- Opening Delimiter -

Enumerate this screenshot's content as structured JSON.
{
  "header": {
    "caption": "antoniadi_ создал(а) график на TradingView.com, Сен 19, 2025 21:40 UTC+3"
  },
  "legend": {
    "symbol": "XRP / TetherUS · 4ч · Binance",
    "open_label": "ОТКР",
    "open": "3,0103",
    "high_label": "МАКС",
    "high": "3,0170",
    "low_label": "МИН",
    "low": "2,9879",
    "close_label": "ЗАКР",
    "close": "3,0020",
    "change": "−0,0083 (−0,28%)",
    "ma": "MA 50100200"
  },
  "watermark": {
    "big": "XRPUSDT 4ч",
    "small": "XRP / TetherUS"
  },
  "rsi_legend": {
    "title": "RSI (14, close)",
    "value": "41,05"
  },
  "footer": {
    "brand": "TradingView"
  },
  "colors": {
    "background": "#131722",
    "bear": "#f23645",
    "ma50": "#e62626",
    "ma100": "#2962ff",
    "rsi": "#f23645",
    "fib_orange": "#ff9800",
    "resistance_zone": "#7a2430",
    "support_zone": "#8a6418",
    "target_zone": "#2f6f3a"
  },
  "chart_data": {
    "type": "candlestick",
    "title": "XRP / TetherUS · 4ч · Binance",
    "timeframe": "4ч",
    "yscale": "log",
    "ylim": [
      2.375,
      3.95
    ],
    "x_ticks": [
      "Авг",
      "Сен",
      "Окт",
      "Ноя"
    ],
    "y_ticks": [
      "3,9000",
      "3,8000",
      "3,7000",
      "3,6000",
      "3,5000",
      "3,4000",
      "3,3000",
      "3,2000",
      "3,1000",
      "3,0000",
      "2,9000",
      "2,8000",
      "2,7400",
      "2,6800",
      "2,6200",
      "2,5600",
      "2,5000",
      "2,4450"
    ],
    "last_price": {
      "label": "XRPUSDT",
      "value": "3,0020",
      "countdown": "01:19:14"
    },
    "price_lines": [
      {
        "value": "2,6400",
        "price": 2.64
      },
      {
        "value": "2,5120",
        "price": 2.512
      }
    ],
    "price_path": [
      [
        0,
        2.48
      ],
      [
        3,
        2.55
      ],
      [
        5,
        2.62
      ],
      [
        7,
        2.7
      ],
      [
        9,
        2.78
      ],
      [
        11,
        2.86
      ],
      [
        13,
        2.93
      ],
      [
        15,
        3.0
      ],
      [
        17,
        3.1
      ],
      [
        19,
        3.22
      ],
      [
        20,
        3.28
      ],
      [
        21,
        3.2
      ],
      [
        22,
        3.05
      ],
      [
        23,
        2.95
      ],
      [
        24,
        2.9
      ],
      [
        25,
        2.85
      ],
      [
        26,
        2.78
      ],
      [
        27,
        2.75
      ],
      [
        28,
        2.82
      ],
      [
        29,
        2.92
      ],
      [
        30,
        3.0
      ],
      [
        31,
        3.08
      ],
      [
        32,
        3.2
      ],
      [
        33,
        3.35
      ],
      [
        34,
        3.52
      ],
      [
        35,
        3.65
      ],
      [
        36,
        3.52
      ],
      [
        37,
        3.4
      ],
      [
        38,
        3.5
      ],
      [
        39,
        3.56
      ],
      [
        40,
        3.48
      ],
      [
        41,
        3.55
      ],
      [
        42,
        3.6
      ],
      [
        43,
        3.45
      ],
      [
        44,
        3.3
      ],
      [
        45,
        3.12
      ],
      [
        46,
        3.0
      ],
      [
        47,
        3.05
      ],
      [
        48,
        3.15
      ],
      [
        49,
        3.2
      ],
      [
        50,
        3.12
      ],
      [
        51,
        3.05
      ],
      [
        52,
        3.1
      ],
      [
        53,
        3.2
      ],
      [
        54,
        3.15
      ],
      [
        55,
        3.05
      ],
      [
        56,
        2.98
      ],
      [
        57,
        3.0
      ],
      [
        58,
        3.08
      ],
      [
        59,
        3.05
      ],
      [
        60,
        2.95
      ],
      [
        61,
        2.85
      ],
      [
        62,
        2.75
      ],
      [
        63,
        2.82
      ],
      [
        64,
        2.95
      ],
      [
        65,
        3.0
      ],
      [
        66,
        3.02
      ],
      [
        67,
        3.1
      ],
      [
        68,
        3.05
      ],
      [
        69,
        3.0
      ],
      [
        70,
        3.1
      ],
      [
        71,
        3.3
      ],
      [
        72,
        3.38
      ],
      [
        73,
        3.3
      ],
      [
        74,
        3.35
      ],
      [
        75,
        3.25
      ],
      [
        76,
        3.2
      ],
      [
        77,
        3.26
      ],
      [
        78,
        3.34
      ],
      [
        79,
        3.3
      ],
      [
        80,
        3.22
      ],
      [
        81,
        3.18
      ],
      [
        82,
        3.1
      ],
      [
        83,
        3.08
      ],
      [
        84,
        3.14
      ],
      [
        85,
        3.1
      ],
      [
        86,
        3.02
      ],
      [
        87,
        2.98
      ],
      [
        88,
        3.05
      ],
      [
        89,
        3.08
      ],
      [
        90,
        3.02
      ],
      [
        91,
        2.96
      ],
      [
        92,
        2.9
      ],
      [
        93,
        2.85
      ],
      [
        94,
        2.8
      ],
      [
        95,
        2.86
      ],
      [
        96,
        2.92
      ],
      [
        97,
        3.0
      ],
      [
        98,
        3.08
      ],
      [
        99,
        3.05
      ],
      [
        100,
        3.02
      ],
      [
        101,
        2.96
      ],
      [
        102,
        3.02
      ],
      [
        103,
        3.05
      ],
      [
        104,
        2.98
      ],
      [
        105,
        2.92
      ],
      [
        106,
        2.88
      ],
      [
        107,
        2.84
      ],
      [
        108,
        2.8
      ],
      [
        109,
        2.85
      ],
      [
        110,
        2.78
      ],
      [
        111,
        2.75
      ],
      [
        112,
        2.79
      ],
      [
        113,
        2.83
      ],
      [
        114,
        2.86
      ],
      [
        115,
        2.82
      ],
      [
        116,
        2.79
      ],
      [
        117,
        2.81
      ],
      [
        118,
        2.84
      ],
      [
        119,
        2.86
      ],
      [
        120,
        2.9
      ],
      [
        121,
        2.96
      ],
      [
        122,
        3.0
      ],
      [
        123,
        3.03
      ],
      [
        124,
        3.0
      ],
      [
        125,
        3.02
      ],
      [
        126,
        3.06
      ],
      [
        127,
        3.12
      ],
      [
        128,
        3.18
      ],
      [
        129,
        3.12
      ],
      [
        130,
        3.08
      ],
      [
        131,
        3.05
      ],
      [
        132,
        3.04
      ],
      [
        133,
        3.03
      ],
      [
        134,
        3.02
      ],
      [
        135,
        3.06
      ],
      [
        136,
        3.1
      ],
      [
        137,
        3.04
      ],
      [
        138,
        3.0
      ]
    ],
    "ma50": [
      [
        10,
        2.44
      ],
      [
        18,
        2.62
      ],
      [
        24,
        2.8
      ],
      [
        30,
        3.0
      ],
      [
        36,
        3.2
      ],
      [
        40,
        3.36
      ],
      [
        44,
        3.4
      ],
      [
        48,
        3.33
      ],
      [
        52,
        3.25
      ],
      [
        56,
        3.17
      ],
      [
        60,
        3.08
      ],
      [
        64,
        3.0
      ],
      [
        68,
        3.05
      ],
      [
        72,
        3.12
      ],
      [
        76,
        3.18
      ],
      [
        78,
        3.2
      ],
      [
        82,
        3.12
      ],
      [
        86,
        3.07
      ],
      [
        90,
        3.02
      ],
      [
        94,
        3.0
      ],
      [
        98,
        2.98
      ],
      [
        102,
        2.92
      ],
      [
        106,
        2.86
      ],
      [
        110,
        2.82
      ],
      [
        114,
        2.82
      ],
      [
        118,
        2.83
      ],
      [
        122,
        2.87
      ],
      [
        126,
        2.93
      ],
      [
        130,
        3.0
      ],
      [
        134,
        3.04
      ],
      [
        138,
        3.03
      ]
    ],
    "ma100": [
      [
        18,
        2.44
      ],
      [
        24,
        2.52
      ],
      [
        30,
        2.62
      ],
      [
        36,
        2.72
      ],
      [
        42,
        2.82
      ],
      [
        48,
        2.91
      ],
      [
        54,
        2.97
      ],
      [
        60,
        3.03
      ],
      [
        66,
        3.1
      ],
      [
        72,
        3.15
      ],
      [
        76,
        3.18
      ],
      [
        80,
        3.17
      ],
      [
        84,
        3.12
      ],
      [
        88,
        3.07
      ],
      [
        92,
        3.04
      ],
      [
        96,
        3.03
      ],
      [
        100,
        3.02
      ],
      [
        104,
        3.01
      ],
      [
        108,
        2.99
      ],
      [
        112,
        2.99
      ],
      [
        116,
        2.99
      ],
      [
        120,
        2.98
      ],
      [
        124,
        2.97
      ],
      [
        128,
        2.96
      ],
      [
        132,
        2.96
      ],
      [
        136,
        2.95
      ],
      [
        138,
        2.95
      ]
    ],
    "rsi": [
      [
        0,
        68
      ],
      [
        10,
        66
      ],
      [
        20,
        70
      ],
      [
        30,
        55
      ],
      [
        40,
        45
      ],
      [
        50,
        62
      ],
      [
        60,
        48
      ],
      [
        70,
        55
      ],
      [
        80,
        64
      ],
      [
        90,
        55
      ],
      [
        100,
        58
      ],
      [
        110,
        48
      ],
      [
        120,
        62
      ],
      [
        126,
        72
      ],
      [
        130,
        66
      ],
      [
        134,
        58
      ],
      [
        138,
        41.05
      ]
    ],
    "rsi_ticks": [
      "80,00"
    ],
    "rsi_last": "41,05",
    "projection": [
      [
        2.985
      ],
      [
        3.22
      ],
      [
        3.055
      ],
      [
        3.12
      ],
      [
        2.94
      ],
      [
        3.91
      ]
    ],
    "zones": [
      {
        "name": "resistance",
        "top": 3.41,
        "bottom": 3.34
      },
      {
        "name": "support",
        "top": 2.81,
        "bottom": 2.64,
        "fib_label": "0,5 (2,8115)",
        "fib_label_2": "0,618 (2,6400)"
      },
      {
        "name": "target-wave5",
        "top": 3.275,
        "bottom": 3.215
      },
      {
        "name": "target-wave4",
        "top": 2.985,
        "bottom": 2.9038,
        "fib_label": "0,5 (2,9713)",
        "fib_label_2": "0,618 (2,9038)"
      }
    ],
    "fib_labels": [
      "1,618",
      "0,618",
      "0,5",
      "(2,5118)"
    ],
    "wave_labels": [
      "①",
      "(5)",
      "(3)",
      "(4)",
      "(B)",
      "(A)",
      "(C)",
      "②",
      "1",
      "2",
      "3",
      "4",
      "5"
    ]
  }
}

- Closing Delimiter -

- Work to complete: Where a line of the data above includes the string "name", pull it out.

- Answer for the task:
        "name": "resistance",
        "name": "support",
        "name": "target-wave5",
        "name": "target-wave4",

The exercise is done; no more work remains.